One of the least used, but most powerful, features within ANSYS Mechanical is the Worksheet page. In versions older that R12.0, this was accessed by clicking a separate tab on the Graphics Window, at R12.1 it moved to a button on the toolbar.
What the Worksheet does is show you a tabular summary of a particular branch. Here’s a quick summary of the ‘big items’ shown for each branch:
|Material, Volume, # Nodes
|Origin and Axis Data for all coordinate systems
|Behavior, Formulation, Stiffness Update
Mesh control type, Active/Suppressed Status
|Solution controls for every load step
|Element table results available (only for R12 and newer)
|ANSYS Solver Output window

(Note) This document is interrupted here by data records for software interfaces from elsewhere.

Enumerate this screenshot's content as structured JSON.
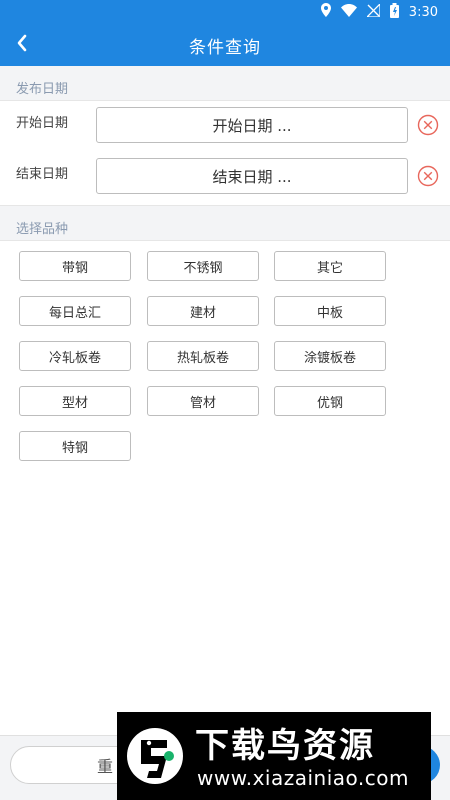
{
  "status_bar": {
    "time": "3:30",
    "icons": [
      "location-icon",
      "wifi-icon",
      "no-signal-icon",
      "battery-icon"
    ]
  },
  "app_bar": {
    "title": "条件查询",
    "back_icon": "chevron-left-icon"
  },
  "date_section": {
    "header": "发布日期",
    "start_label": "开始日期",
    "start_placeholder": "开始日期 ...",
    "end_label": "结束日期",
    "end_placeholder": "结束日期 ..."
  },
  "variety_section": {
    "header": "选择品种",
    "items": [
      "带钢",
      "不锈钢",
      "其它",
      "每日总汇",
      "建材",
      "中板",
      "冷轧板卷",
      "热轧板卷",
      "涂镀板卷",
      "型材",
      "管材",
      "优钢",
      "特钢"
    ]
  },
  "actions": {
    "reset_label": "重"
  },
  "watermark": {
    "title": "下载鸟资源",
    "url": "www.xiazainiao.com"
  },
  "colors": {
    "primary": "#1f86e0",
    "clear_icon": "#e8675c",
    "section_text": "#8a9ab0"
  }
}
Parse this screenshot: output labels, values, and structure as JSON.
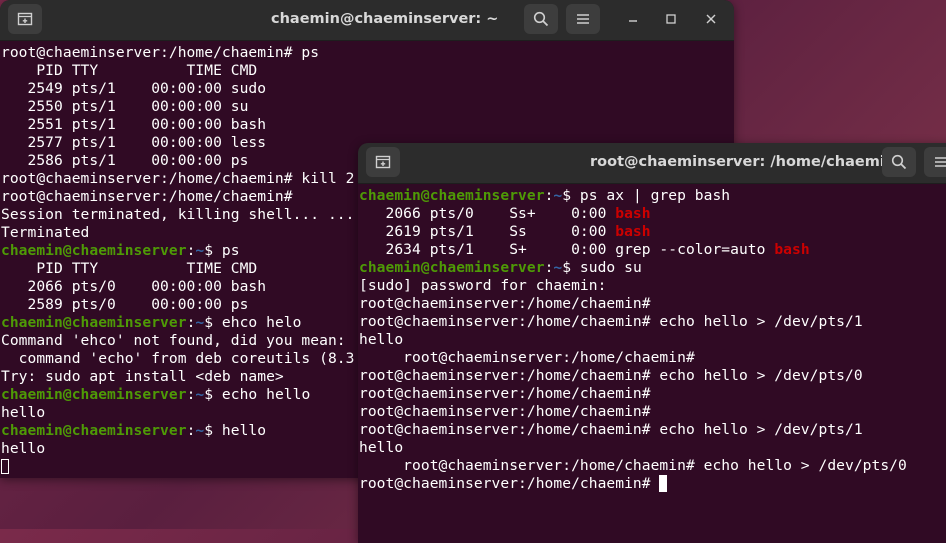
{
  "left_window": {
    "title": "chaemin@chaeminserver: ~",
    "lines": [
      [
        {
          "t": "root@chaeminserver:/home/chaemin# ps"
        }
      ],
      [
        {
          "t": "    PID TTY          TIME CMD"
        }
      ],
      [
        {
          "t": "   2549 pts/1    00:00:00 sudo"
        }
      ],
      [
        {
          "t": "   2550 pts/1    00:00:00 su"
        }
      ],
      [
        {
          "t": "   2551 pts/1    00:00:00 bash"
        }
      ],
      [
        {
          "t": "   2577 pts/1    00:00:00 less"
        }
      ],
      [
        {
          "t": "   2586 pts/1    00:00:00 ps"
        }
      ],
      [
        {
          "t": "root@chaeminserver:/home/chaemin# kill 2"
        }
      ],
      [
        {
          "t": "root@chaeminserver:/home/chaemin#"
        }
      ],
      [
        {
          "t": "Session terminated, killing shell... ..."
        }
      ],
      [
        {
          "t": "Terminated"
        }
      ],
      [
        {
          "t": "chaemin@chaeminserver",
          "c": "g"
        },
        {
          "t": ":"
        },
        {
          "t": "~",
          "c": "b"
        },
        {
          "t": "$ ps"
        }
      ],
      [
        {
          "t": "    PID TTY          TIME CMD"
        }
      ],
      [
        {
          "t": "   2066 pts/0    00:00:00 bash"
        }
      ],
      [
        {
          "t": "   2589 pts/0    00:00:00 ps"
        }
      ],
      [
        {
          "t": "chaemin@chaeminserver",
          "c": "g"
        },
        {
          "t": ":"
        },
        {
          "t": "~",
          "c": "b"
        },
        {
          "t": "$ ehco helo"
        }
      ],
      [
        {
          "t": "Command 'ehco' not found, did you mean:"
        }
      ],
      [
        {
          "t": "  command 'echo' from deb coreutils (8.3"
        }
      ],
      [
        {
          "t": "Try: sudo apt install <deb name>"
        }
      ],
      [
        {
          "t": "chaemin@chaeminserver",
          "c": "g"
        },
        {
          "t": ":"
        },
        {
          "t": "~",
          "c": "b"
        },
        {
          "t": "$ echo hello"
        }
      ],
      [
        {
          "t": "hello"
        }
      ],
      [
        {
          "t": "chaemin@chaeminserver",
          "c": "g"
        },
        {
          "t": ":"
        },
        {
          "t": "~",
          "c": "b"
        },
        {
          "t": "$ hello"
        }
      ],
      [
        {
          "t": "hello"
        }
      ]
    ]
  },
  "right_window": {
    "title": "root@chaeminserver: /home/chaemin",
    "lines": [
      [
        {
          "t": "chaemin@chaeminserver",
          "c": "g"
        },
        {
          "t": ":"
        },
        {
          "t": "~",
          "c": "b"
        },
        {
          "t": "$ ps ax | grep bash"
        }
      ],
      [
        {
          "t": "   2066 pts/0    Ss+    0:00 "
        },
        {
          "t": "bash",
          "c": "r"
        }
      ],
      [
        {
          "t": "   2619 pts/1    Ss     0:00 "
        },
        {
          "t": "bash",
          "c": "r"
        }
      ],
      [
        {
          "t": "   2634 pts/1    S+     0:00 grep --color=auto "
        },
        {
          "t": "bash",
          "c": "r"
        }
      ],
      [
        {
          "t": "chaemin@chaeminserver",
          "c": "g"
        },
        {
          "t": ":"
        },
        {
          "t": "~",
          "c": "b"
        },
        {
          "t": "$ sudo su"
        }
      ],
      [
        {
          "t": "[sudo] password for chaemin:"
        }
      ],
      [
        {
          "t": "root@chaeminserver:/home/chaemin#"
        }
      ],
      [
        {
          "t": "root@chaeminserver:/home/chaemin# echo hello > /dev/pts/1"
        }
      ],
      [
        {
          "t": "hello"
        }
      ],
      [
        {
          "t": "     root@chaeminserver:/home/chaemin#"
        }
      ],
      [
        {
          "t": "root@chaeminserver:/home/chaemin# echo hello > /dev/pts/0"
        }
      ],
      [
        {
          "t": "root@chaeminserver:/home/chaemin#"
        }
      ],
      [
        {
          "t": "root@chaeminserver:/home/chaemin#"
        }
      ],
      [
        {
          "t": "root@chaeminserver:/home/chaemin# echo hello > /dev/pts/1"
        }
      ],
      [
        {
          "t": "hello"
        }
      ],
      [
        {
          "t": "     root@chaeminserver:/home/chaemin# echo hello > /dev/pts/0"
        }
      ],
      [
        {
          "t": "root@chaeminserver:/home/chaemin# "
        }
      ]
    ]
  },
  "icons": {
    "new_tab": "new-tab-icon",
    "search": "search-icon",
    "menu": "hamburger-menu-icon",
    "minimize": "minimize-icon",
    "maximize": "maximize-icon",
    "close": "close-icon"
  },
  "colors": {
    "terminal_bg": "#300a24",
    "titlebar_bg": "#2c2c2c",
    "prompt_user": "#4e9a06",
    "prompt_path": "#3465a4",
    "grep_match": "#cc0000"
  }
}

Here’s a picture showing what it actually looks like:
In addition to listing out a large amount of information, you can also sort by any column heading. You’re probably thinking, “wow, that’s awesome…I can list and sort information about various levels of my model, but how come I can’t edit anything in the worksheet?” Great question, and this is where the power of ‘Go To’ (see my previous article, err…blog) comes into play. Simply select the rows that you want to edit, then Right-Mouse-Button > Go To Selected Items. This will go through and highlight all the corresponding items in the Outline Tree. Settings can then be changed in the Details Window, and will be propagate to all selected items.
So let’s say you have a bunch of contact pairs in your model, some of which are defined as being frictional and need to have the same coefficient of friction applied. Simply click on the ‘Connections’ branch, then select ‘Worksheet’, then select the ‘Type’ column to group all of the frictional pairs together.
Next, hold down shift and do a flood-selection of all of the frictional pars, RMB > Go To Selected Item.
Finally, type in the coefficient into the details window. Done…all frictional contact pairs now have that value defined.
Long story short, by combining the ‘Go To’ capability with the Worksheet view, you can become the feared “über-efficient Voltron of ANSYS Users”. Well, maybe nothing that cool, but you’ll at least got a lot of work done.
Side note: According to Wikipedia, Voltron is owned by Sony Pictures Television. This was a cartoon I remember watching as a kid where a giant robot was formed by connecting five robot lions piloted by the heros of the show. I even had the toys to go along with the show, and yes, they joined together to form awesomeness in its purest form, I mean, the fists were spring-launched lion heads!!! It was a sad day when I found that I had lost one of the lions heads…I believe that’s when my childhood officially ended.